The test is used to detect levels of mycobacterium bovis (M. bovis), which causes bovine TB, in a cow’s blood.
Developed by a team at the Nottingham University, the blood test can deliver results in just six hours and experiments have shown it is more sensitive than the current Single Intradermal Comparative Cervical Tuberculin (SICCT) skin test.
Cath Rees, who led the work, said the team had used a blood testing technique patented by the university to test blood for M. bovis, and refined it to deliver results within six hours.
Ms Rees said: “The data we are getting has taken the scientific community by surprise. In our paper we show that when blood samples from skin test negative cattle were tested for M. bovis cells, all the samples proved negative.
“However using just a 2ml blood sample, viable Mycobacterium tuberculosis complex bacteria (MTC) were detected in 66% of samples from skin test positive animals. When the carcases were inspected, it was found that the highest number of bacteria were detected in the animals with visible TB lesions (VL) and 85% of these VL animals were M. bovis positive.
“More excitingly, using our new more sensitive six-hour method, this figure is even higher – all animals with visible lesions were MTC positive, and even 26 out of 28 animals where the lesions were not yet visible also were positive suggesting that M. bovis is commonly found in the circulating blood of infected animals.”
She said difficulties in achieving sensitive disease detection with the current skin test, which looks for the animal’s immune response, were a major barrier to understanding and diagnosing TB in cattle.Early results indicated that M. bovis can be detected in a cow’s blood before it becomes SCCIT-positive, added Ms Rees.
“Using our bacteriophage-based test the hope is that we can help improve herd control by finding animals at the early stages of infection and helping farmers control outbreaks of bTB more rapidly,” she said.
The test also offered the potential for new, better test for other farm animals.
Ms Rees said: “We are directly detecting the bacteria and so the method will work using blood samples from any animal species – so far we have detected mycobacteria in the blood of cattle, sheep and horses, but it could also be used for deer, goats or llamas.
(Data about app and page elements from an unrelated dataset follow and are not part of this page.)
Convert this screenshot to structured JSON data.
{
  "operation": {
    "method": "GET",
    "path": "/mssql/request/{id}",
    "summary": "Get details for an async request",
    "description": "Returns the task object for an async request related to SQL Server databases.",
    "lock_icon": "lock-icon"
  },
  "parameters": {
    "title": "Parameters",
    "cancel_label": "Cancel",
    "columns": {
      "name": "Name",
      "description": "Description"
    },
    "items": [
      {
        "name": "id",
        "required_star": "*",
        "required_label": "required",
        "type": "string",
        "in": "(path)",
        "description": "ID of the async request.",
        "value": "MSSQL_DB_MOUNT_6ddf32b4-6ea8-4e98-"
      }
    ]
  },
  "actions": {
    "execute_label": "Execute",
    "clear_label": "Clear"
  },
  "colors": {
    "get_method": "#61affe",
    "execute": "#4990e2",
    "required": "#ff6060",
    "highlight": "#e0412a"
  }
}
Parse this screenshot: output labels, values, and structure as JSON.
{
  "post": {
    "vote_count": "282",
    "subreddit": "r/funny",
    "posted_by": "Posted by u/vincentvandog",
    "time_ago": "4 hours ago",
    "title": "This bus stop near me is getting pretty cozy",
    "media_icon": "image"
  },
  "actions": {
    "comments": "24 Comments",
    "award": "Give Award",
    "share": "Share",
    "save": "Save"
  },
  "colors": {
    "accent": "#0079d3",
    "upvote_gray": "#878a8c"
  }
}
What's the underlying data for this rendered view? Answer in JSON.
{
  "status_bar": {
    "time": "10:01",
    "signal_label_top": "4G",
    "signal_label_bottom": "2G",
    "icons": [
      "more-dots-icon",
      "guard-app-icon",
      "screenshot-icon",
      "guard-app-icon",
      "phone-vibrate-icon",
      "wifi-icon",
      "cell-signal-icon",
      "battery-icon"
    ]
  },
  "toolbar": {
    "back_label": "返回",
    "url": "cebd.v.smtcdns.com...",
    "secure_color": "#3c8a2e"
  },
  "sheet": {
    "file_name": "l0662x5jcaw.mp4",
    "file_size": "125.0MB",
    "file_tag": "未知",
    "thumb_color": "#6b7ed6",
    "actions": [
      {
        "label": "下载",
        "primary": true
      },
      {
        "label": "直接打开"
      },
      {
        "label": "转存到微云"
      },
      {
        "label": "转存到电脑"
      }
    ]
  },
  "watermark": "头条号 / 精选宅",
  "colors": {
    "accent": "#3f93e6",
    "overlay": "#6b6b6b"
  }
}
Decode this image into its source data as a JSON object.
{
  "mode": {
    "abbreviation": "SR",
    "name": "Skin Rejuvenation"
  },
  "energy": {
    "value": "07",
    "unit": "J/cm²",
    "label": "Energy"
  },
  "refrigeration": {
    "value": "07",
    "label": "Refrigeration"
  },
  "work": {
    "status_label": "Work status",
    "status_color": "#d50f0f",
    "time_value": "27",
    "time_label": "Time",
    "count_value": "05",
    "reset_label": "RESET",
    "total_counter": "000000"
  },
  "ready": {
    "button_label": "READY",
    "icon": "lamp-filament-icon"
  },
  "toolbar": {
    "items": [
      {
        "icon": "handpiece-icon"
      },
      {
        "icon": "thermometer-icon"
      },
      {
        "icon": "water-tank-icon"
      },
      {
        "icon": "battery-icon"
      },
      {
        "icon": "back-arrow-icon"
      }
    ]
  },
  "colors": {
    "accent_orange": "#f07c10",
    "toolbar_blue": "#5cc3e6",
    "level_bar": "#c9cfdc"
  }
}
Not only that, we can detect any type of mycobacteria, we have use the same method to detect other diseases, such as Johne’s disease, not just bTB.”